Almost in a mirror image of the Lens senior side, which had the best defensive record in Ligue 1 last season, their U17 team was also built on solid foundations. Les Sang et Or restricted their opponents to just 18 shots and won 65% of their 217 defensive duels, while their 99 aerial duels were the second highest in the competition.

Obviously penalty shoot outs played a big part in their success and goalkeeper Constant Bodrero made crucial saves against Club Brugge in the semi-finals and Lille in the final. 

Using Wyscout’s Penalties tool we can see a comprehensive breakdown of all the penalties Bodrero faced in the competition, along with invaluable data relating to reaction, dive direction and penalty taking styles and techniques.

Despite failing to register a single goal, Lens weren’t necessarily overly defensive. Their 34 shots were the third highest in the competition, but the fact that only 26.5% of those were on target, suggests it was poor finishing rather than a lack of intent.

Despite ultimately finishing fifth, Anderlecht were one of the most effective teams at both ends of the pitch. Top scorers with 8, they were the only other team not to concede or lose a match during normal time. The Belgians also posted the highest number of shots (40), key passes (14) and defensive duels (246), while also ranking highly for progressive passes and runs.

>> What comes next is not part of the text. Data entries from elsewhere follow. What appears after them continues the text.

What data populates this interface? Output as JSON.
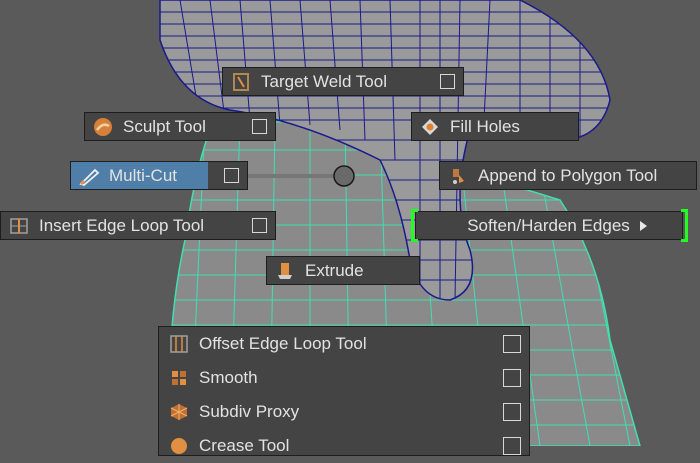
{
  "marking_menu": {
    "target_weld": {
      "label": "Target Weld Tool",
      "icon": "target-weld-icon"
    },
    "sculpt": {
      "label": "Sculpt Tool",
      "icon": "sculpt-icon"
    },
    "fill_holes": {
      "label": "Fill Holes",
      "icon": "fill-holes-icon"
    },
    "multi_cut": {
      "label": "Multi-Cut",
      "icon": "knife-icon"
    },
    "append_polygon": {
      "label": "Append to Polygon Tool",
      "icon": "append-icon"
    },
    "insert_edge_loop": {
      "label": "Insert Edge Loop Tool",
      "icon": "edge-loop-icon"
    },
    "soften_harden": {
      "label": "Soften/Harden Edges",
      "icon": "chevron-right-icon"
    },
    "extrude": {
      "label": "Extrude",
      "icon": "extrude-icon"
    }
  },
  "submenu": {
    "items": [
      {
        "label": "Offset Edge Loop Tool",
        "icon": "offset-loop-icon"
      },
      {
        "label": "Smooth",
        "icon": "smooth-icon"
      },
      {
        "label": "Subdiv Proxy",
        "icon": "subdiv-proxy-icon"
      },
      {
        "label": "Crease Tool",
        "icon": "crease-icon"
      }
    ]
  },
  "colors": {
    "menu_bg": "#444444",
    "highlight": "#4f7fa8",
    "wire_selected": "#40e0b0",
    "wire_unselected": "#1a1a8c",
    "focus_bracket": "#20ff20"
  }
}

Anderlecht shared the goals around, contributing four of the top six players for direct goal involvements. Attacking midfielder Momo Waki was joint top scorer with 3 goals and Jef Luyckx topped the charts for assists (3), key passes (4) and deep completions (5), while Nassim Azaouzi and Luka Vereecken each contributed two goals and an assist.

Anderlecht’s victors and beaten finalists Lille provided some interesting players too. All-action midfielder Ayyoub Bouaddi made the most defensive duels (46) and the second highest aerial duels (26), as well as ranking in the top five for smart passes and passes to the final third.

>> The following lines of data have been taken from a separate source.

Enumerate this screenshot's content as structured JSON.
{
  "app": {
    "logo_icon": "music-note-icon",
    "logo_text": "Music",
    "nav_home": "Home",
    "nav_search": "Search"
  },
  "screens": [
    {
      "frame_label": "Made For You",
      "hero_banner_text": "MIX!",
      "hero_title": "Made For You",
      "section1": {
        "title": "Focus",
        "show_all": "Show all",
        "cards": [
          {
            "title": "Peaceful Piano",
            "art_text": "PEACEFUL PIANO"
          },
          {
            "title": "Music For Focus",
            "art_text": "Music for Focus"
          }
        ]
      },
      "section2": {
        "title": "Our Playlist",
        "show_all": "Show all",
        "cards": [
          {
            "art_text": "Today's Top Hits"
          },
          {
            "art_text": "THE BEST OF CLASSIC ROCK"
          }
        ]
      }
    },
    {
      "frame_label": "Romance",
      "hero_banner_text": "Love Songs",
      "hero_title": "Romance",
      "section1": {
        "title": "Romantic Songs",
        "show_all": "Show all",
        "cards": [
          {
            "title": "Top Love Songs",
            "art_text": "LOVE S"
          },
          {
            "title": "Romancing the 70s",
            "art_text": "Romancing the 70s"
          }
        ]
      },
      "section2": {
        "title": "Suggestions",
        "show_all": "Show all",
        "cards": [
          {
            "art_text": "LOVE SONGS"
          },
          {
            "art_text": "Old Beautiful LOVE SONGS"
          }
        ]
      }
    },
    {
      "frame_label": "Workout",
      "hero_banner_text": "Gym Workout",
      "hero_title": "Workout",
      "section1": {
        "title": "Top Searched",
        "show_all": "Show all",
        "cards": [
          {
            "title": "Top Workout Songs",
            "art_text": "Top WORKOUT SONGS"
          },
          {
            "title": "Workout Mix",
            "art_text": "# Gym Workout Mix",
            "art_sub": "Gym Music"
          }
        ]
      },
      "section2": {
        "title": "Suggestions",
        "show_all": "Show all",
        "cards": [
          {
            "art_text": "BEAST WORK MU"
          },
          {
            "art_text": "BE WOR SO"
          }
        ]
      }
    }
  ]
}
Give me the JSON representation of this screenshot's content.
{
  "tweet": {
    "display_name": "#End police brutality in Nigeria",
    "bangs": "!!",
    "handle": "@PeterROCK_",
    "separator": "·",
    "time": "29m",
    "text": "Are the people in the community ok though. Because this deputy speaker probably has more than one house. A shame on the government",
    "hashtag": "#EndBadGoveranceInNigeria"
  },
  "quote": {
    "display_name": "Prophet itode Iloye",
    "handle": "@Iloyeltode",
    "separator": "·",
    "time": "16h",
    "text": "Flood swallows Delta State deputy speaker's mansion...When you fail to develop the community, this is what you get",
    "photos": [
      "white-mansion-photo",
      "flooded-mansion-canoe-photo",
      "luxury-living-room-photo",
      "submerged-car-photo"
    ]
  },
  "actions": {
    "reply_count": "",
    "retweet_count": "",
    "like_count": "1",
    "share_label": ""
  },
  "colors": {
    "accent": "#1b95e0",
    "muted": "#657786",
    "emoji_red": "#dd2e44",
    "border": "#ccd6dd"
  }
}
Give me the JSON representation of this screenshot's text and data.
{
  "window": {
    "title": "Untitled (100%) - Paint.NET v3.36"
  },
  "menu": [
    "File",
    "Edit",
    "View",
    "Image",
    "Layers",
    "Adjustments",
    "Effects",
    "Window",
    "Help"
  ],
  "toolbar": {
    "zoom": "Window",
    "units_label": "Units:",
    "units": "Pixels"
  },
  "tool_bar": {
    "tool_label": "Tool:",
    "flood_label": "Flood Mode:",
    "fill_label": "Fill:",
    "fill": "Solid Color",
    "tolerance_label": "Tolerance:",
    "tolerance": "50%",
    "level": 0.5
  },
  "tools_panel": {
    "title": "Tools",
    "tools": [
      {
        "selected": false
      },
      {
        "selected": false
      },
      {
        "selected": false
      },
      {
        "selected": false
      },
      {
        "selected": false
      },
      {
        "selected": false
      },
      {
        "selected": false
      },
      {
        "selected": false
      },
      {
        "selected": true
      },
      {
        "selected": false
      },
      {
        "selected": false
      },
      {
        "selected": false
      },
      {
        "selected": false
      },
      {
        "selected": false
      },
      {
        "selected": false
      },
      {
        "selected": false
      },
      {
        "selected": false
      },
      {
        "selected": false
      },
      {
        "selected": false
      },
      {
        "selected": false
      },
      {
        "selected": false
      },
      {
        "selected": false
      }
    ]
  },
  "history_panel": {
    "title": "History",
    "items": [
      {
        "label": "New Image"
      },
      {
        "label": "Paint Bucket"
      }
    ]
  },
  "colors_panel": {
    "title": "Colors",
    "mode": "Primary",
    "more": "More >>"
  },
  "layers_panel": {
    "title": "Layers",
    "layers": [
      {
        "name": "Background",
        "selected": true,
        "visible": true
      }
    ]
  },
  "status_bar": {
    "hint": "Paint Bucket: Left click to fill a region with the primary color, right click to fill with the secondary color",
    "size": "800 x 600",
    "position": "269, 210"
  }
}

Lille leaned heavily on their left side to progress the ball thanks to the partnership formed by winger Mohamed Boussadia and full back Soriba Diadoune. Boussadia, who could also operate as a central playmaker, topped the charts for progressive runs (11) and dribbles (40) - 16 more than anyone else - while Diadoune came in second overall in both metrics, as well as totting up the most interceptions (23) in the competition.

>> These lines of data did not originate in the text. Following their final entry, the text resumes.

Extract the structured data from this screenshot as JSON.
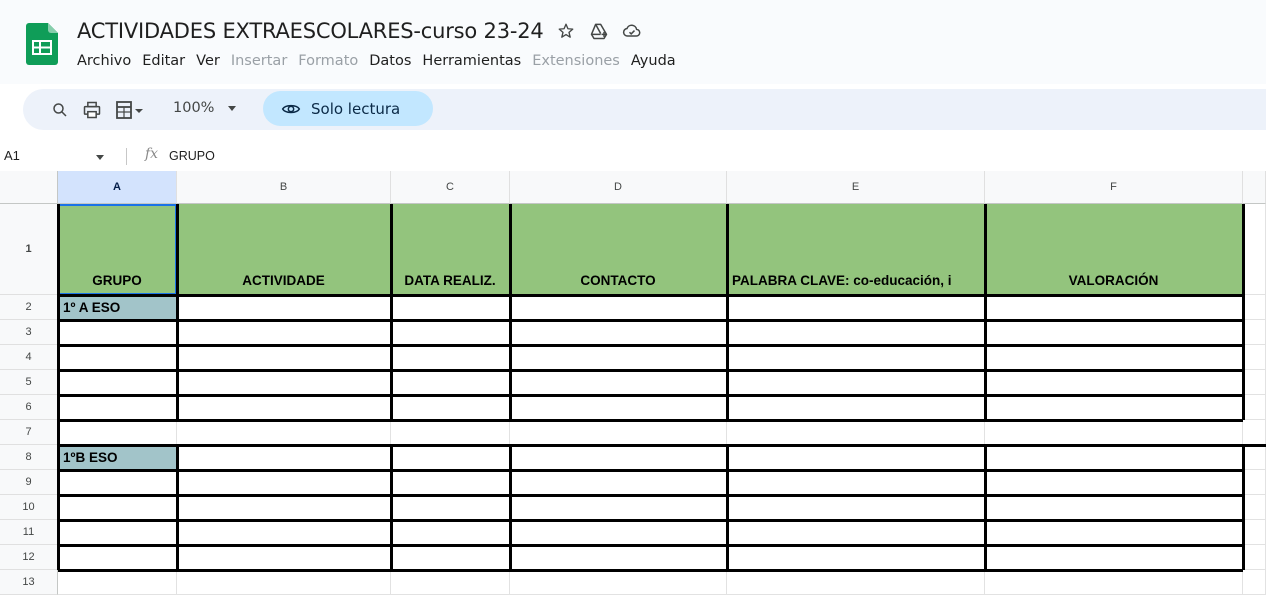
{
  "app": {
    "title": "ACTIVIDADES EXTRAESCOLARES-curso 23-24",
    "title_icons": [
      "star-icon",
      "move-to-drive-icon",
      "cloud-saved-icon"
    ],
    "brand_color": "#0f9d58"
  },
  "menu": {
    "items": [
      {
        "label": "Archivo",
        "disabled": false
      },
      {
        "label": "Editar",
        "disabled": false
      },
      {
        "label": "Ver",
        "disabled": false
      },
      {
        "label": "Insertar",
        "disabled": true
      },
      {
        "label": "Formato",
        "disabled": true
      },
      {
        "label": "Datos",
        "disabled": false
      },
      {
        "label": "Herramientas",
        "disabled": false
      },
      {
        "label": "Extensiones",
        "disabled": true
      },
      {
        "label": "Ayuda",
        "disabled": false
      }
    ]
  },
  "toolbar": {
    "icons": [
      "search-icon",
      "print-icon",
      "format-icon"
    ],
    "zoom": "100%",
    "readonly_label": "Solo lectura"
  },
  "formula_bar": {
    "cell_ref": "A1",
    "fx": "fx",
    "content": "GRUPO"
  },
  "sheet": {
    "columns": [
      "A",
      "B",
      "C",
      "D",
      "E",
      "F"
    ],
    "rows": [
      "1",
      "2",
      "3",
      "4",
      "5",
      "6",
      "7",
      "8",
      "9",
      "10",
      "11",
      "12",
      "13"
    ],
    "header_row": [
      "GRUPO",
      "ACTIVIDADE",
      "DATA REALIZ.",
      "CONTACTO",
      "PALABRA CLAVE: co-educación, i",
      "VALORACIÓN"
    ],
    "groups": [
      {
        "row": "2",
        "label": "1º A ESO"
      },
      {
        "row": "8",
        "label": "1ºB ESO"
      }
    ],
    "selected_cell": "A1",
    "header_color": "#93c47d",
    "group_color": "#a2c4c9"
  }
}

FC Kobenhavn, champions of the 2022 edition, put on another strong showing and were the side who performed best in many of the passing metrics. The Danes made the most passes (998), through balls (39), passes to the final third (138) and progressive runs (48) of any team in the tournament.

Opponents found it hard to press Kobenhavn in their own third, as displayed by their PPDA against of 16.68, and the Lions ability to play out from the back was typified by defenders Christoffer Daluiso Salmonsen and Graham Ankamafio. 

Daluiso Salmonsen made the second most passes in the competition (129) and was unmatched for both through balls (9) and deep completions (5). Ankamafio averaged 12.68 passes to the final third per 90 and his ball progression per minute was 7.41, while also consistently placing first for pass completion (89.32%) and progressive pass accuracy (87.5%).


The various youth tournaments we have analyzed attest to the range and depth of talent on offer for those looking to take their scouting game to the next level. With over 70 competitions from more than 30 countries - 65% of which are exclusive to Wyscout - and in excess of 11,000 players to scout, there is a world of opportunity waiting to be unearthed for clubs and organizations looking to find the edge in an increasingly crowded market.